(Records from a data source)
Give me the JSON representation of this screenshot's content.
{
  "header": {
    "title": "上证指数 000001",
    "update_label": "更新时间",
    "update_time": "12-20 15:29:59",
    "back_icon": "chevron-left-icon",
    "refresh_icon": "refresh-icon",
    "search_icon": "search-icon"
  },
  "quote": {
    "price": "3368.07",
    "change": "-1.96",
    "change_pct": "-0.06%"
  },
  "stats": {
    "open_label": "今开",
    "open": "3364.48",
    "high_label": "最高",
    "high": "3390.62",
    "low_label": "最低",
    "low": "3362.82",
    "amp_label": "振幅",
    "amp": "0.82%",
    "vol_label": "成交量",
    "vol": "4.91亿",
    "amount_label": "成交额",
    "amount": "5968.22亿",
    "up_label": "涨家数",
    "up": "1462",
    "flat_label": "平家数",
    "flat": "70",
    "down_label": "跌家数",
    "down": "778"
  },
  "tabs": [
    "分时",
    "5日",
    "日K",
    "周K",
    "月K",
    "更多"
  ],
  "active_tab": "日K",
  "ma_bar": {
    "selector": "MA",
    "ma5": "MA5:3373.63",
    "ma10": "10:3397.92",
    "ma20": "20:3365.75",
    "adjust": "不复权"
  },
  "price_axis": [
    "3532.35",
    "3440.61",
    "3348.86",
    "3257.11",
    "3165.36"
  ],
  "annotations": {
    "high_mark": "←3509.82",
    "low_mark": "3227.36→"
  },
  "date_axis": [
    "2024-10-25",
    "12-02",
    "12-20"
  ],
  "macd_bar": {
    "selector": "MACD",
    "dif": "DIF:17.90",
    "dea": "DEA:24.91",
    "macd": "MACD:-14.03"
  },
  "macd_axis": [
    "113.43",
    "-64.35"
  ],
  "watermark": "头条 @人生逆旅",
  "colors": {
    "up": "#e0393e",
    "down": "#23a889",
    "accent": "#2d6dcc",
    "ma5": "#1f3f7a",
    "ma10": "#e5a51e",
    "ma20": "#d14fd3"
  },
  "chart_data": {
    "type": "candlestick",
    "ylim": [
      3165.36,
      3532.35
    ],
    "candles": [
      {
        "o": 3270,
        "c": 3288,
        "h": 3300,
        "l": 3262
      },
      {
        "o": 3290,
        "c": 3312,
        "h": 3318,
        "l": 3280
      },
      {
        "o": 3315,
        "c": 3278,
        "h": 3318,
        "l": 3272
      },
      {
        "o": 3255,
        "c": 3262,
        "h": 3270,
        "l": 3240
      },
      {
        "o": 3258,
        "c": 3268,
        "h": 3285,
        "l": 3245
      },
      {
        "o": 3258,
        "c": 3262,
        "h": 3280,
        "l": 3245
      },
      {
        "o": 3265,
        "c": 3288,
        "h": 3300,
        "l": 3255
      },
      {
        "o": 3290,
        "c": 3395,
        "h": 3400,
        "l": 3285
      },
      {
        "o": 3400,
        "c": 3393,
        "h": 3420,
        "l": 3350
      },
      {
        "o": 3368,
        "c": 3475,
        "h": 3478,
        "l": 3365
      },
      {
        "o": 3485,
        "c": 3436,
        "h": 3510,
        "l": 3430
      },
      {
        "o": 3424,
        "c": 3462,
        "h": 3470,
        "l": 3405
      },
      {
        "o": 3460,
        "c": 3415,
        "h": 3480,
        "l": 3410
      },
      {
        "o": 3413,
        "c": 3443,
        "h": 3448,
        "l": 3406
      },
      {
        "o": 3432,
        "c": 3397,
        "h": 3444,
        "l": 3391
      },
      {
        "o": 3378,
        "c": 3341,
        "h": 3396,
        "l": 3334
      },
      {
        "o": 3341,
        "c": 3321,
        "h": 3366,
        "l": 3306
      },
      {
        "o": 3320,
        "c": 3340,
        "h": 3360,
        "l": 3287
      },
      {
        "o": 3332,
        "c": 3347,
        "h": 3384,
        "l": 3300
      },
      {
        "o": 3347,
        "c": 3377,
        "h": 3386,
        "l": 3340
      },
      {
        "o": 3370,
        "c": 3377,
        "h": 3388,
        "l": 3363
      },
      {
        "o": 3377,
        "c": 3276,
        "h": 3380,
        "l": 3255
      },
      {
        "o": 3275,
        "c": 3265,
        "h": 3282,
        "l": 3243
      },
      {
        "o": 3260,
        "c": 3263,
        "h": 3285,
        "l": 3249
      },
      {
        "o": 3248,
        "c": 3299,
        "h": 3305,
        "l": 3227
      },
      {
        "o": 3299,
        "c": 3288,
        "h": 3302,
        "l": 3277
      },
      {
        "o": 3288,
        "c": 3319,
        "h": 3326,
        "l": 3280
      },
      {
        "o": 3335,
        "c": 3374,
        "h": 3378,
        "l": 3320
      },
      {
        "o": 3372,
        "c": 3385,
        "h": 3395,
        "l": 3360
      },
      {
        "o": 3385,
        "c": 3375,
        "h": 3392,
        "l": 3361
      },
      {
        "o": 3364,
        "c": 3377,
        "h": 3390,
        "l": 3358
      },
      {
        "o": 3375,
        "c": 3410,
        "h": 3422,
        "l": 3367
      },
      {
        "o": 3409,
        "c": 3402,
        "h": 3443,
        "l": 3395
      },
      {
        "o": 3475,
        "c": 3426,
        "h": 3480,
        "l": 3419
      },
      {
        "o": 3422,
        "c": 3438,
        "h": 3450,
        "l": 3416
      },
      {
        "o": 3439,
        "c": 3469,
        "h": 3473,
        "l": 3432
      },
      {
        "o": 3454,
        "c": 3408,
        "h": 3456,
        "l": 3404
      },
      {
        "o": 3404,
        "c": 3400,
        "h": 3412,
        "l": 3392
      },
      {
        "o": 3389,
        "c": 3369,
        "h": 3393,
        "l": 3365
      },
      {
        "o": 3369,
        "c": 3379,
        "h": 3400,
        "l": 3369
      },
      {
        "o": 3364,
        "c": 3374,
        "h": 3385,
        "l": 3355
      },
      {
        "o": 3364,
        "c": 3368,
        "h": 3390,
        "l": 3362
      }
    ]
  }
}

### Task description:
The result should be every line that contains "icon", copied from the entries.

### Solution:
    "back_icon": "chevron-left-icon",
    "refresh_icon": "refresh-icon",
    "search_icon": "search-icon"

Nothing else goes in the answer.